There is a distince pre-set toward the Lutheran Classical College model in those who are leaders and in elected/selected positions.  That's demonstrable.  At the same time, the larger number of congregations and pastors are graduates of and supporters of those five (six, really) schools. 

So - to take a contrary position for the sake of argument, why not have all the folks who support the Lutheran Classical model go for it, and those who support the model in place at the five Concordias go for it in their way.  The Concordias are viewed by most people as conservative Christian centers of education.  Let them choose NOT to be "theologically accredited" by the LCMS, become RSOs, with their own selected boards, and head into the future.

The Lutheran Classical group, which by the way is interviewing Professor Schulz again tonight on a podcast, already has a built-in recruitment base from those interested in that approach.  And they're highly organized throughout Synodical leadership including those elected and those on the ordained roster. 

In short, Mark Brown seems to want a "tear it down to the studs" approach (although I don't think we're allowed to use the word "stud" any more).  That's a ton - a literal ton - of negative energy.  Why go through that?

Dave Benke

I don't think you have to have a ton of negative energy.  Just let it all fail. You can probably speed that up by not feeding it money, i.e. instruct LCEF to stop lending.  You've already had Selma, Portland and Bronxville, the most advanced cases collapse inward.  Or let them go, but demand they release the name Concordia and not use the history i.e. rebrand.
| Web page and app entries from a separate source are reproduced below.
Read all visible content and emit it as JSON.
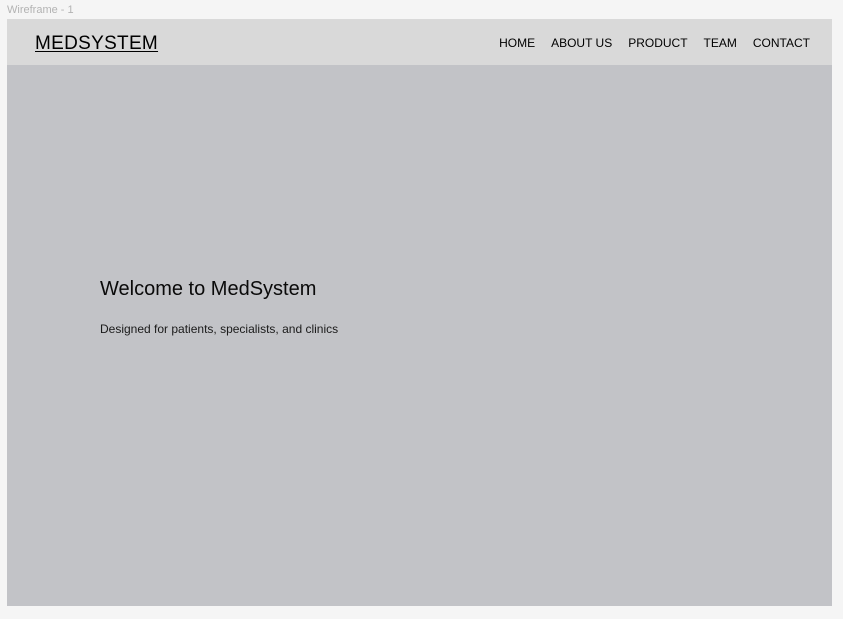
{
  "canvas": {
    "frame_label": "Wireframe - 1"
  },
  "header": {
    "logo": "MEDSYSTEM",
    "nav": [
      {
        "label": "HOME"
      },
      {
        "label": "ABOUT US"
      },
      {
        "label": "PRODUCT"
      },
      {
        "label": "TEAM"
      },
      {
        "label": "CONTACT"
      }
    ]
  },
  "hero": {
    "title": "Welcome to MedSystem",
    "subtitle": "Designed for patients, specialists, and clinics"
  },
  "colors": {
    "canvas_background": "#f5f5f5",
    "hero_background": "#c2c3c7",
    "navbar_background": "#d9d9d9",
    "text": "#000000"
  }
}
But, the reason to go through it, if you want one, is a branding exercise.  I'm not against private institutions. Let a thousand flowers bloom as they say.  What I am against is any neither fish nor fowl institution that demands their "freedom" yet also demands access to LCEF and wants to present itself as "our institution."   If you want LCEF and the Imprimatur, accept the mission and correction.  That shouldn't be negative energy.  That would be the first positive move in a long time to make clear statements instead of just letting everyone do what is right in their own eyes.